(Items from an interface collection)
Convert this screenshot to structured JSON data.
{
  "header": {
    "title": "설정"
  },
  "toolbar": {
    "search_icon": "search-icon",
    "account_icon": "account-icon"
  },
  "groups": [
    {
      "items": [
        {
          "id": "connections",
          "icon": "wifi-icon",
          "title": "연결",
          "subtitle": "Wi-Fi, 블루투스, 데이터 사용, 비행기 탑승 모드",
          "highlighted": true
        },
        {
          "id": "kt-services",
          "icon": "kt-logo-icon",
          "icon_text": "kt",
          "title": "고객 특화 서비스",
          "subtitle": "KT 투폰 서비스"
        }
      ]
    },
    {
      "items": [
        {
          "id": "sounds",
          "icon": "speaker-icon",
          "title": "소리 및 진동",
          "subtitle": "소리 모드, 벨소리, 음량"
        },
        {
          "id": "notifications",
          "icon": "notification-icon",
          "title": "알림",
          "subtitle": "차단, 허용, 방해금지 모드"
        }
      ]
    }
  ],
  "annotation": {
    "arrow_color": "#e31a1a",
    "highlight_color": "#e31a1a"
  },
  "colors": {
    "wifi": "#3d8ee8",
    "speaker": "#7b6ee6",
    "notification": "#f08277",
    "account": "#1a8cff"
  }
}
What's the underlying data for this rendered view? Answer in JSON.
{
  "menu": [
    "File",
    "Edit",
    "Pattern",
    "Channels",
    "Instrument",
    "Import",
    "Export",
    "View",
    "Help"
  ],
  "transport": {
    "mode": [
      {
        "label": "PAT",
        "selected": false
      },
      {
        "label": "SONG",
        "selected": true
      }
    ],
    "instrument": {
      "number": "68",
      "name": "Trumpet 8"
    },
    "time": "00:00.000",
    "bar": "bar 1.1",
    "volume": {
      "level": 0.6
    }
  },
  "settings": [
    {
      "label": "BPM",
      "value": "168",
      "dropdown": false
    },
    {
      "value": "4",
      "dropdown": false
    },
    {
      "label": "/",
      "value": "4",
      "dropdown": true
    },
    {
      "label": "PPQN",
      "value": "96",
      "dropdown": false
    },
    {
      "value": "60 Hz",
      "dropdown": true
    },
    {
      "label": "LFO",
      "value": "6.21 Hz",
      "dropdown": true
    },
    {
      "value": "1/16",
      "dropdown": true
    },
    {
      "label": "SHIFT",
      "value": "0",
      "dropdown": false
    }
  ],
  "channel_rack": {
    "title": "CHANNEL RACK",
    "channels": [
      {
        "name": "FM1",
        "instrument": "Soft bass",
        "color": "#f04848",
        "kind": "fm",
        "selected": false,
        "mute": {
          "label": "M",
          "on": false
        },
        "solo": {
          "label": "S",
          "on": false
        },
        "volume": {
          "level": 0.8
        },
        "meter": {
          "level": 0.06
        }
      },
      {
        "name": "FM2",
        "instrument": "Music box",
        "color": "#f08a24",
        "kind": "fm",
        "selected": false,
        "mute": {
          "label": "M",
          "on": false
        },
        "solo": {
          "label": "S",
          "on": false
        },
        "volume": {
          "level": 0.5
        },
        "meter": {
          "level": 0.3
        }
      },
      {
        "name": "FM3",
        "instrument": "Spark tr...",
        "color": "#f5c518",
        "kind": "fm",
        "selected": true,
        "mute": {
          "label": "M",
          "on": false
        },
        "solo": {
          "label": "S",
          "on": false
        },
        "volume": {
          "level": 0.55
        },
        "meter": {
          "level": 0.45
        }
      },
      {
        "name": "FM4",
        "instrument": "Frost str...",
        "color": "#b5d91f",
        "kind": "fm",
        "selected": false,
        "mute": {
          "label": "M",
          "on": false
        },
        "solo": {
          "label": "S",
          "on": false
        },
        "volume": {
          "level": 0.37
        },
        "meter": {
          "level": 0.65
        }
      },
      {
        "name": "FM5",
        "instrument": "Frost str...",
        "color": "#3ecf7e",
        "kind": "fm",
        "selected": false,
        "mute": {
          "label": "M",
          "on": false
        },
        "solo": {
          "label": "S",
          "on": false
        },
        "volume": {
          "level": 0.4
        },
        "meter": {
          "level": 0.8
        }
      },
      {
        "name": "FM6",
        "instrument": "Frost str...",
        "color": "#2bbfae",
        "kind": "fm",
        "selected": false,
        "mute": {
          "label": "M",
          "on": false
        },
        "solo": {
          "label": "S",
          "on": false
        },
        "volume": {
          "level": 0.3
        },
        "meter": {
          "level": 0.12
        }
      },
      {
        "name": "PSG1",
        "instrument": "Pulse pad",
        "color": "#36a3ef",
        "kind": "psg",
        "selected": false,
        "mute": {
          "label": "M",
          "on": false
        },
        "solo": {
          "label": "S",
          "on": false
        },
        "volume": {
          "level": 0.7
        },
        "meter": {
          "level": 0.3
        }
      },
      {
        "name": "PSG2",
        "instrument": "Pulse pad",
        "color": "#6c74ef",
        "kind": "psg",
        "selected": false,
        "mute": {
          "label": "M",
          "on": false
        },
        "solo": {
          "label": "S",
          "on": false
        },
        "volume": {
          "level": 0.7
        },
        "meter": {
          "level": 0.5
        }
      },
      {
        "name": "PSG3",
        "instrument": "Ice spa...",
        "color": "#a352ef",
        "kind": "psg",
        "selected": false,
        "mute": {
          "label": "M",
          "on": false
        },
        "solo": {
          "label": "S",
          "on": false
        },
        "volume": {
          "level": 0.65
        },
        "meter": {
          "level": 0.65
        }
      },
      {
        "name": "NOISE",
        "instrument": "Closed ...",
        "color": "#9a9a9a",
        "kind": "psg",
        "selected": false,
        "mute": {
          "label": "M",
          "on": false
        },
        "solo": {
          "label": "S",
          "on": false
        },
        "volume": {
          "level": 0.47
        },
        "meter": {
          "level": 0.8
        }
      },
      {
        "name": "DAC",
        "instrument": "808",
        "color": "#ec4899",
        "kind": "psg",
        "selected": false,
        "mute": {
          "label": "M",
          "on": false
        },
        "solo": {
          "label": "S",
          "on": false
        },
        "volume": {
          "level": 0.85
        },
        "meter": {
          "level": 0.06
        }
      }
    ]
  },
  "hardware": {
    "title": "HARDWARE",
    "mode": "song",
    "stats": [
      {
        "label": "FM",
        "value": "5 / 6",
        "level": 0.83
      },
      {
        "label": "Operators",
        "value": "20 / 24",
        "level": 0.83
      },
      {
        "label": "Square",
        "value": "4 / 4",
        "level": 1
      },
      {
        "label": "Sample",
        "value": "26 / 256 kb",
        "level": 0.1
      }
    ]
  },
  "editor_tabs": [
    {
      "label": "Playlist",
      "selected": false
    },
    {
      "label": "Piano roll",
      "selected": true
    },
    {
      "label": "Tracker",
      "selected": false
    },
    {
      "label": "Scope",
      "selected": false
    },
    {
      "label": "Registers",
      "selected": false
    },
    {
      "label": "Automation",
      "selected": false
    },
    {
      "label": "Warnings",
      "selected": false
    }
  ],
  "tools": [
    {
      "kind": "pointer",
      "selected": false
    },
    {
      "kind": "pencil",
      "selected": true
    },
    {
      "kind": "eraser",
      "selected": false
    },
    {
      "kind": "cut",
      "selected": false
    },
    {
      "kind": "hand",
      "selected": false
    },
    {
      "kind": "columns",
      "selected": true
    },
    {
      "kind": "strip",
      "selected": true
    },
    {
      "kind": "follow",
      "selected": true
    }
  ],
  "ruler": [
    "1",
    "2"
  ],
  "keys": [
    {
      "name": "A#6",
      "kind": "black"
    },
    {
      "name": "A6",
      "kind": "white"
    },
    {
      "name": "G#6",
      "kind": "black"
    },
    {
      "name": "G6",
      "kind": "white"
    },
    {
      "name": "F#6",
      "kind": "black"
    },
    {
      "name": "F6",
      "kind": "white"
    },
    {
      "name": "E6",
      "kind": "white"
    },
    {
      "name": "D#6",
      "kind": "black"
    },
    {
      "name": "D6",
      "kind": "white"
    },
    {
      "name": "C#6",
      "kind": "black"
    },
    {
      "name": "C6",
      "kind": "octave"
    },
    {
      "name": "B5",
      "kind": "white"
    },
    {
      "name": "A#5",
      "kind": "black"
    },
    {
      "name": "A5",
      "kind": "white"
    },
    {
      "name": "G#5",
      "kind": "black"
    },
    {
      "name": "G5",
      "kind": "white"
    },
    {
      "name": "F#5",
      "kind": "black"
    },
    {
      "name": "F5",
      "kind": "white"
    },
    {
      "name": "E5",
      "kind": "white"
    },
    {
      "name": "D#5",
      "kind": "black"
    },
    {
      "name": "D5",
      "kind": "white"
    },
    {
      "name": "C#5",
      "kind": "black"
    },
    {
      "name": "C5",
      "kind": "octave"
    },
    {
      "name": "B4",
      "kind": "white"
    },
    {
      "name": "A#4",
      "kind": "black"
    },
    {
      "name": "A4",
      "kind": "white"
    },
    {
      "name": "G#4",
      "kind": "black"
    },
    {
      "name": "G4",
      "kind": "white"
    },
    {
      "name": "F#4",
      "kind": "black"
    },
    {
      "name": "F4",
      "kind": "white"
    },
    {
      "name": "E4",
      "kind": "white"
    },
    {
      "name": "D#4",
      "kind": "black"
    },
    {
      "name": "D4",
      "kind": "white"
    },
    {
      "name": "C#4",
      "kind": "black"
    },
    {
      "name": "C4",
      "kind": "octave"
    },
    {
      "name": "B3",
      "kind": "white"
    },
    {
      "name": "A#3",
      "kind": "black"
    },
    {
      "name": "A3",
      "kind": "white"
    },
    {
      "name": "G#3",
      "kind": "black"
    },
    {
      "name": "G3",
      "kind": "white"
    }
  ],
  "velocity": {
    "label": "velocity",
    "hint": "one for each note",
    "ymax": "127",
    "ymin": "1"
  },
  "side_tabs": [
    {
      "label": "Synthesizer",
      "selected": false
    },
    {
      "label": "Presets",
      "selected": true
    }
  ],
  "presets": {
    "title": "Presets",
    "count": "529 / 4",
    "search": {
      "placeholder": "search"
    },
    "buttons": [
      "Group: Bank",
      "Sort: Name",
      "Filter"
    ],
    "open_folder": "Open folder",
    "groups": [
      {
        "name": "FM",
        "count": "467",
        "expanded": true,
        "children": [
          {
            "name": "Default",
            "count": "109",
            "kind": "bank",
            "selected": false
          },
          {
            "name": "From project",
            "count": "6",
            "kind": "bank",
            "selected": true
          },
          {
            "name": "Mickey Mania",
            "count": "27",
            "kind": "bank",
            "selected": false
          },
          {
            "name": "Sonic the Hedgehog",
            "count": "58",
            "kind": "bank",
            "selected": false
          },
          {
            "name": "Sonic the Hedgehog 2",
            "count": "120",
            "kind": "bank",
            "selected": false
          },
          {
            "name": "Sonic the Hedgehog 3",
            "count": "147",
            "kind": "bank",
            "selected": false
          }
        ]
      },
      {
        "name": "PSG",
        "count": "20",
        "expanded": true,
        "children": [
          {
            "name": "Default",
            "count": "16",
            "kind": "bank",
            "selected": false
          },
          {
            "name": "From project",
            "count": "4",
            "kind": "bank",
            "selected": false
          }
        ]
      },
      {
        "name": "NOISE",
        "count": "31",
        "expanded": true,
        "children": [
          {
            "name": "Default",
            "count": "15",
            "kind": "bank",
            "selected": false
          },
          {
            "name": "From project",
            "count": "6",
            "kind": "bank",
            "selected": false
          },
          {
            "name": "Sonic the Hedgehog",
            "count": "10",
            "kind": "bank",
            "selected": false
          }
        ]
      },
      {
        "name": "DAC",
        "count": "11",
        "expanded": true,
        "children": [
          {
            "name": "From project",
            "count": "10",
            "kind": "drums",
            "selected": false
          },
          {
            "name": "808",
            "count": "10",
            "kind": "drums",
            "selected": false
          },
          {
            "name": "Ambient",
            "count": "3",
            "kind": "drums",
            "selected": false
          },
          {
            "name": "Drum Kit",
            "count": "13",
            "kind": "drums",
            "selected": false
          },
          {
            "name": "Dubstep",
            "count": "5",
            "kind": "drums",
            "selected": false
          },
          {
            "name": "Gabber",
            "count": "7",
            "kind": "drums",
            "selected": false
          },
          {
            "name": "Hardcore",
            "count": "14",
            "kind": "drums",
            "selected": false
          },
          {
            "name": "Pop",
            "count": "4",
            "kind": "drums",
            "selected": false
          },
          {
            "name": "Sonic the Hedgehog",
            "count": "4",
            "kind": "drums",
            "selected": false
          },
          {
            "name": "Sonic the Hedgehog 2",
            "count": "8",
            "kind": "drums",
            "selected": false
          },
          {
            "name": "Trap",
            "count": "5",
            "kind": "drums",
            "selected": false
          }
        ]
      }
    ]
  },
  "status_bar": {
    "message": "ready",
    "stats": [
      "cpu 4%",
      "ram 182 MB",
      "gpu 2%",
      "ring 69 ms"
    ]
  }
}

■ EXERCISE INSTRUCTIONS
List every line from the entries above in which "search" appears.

■ OUTPUT
    "search_icon": "search-icon",
    "search": {
      "placeholder": "search"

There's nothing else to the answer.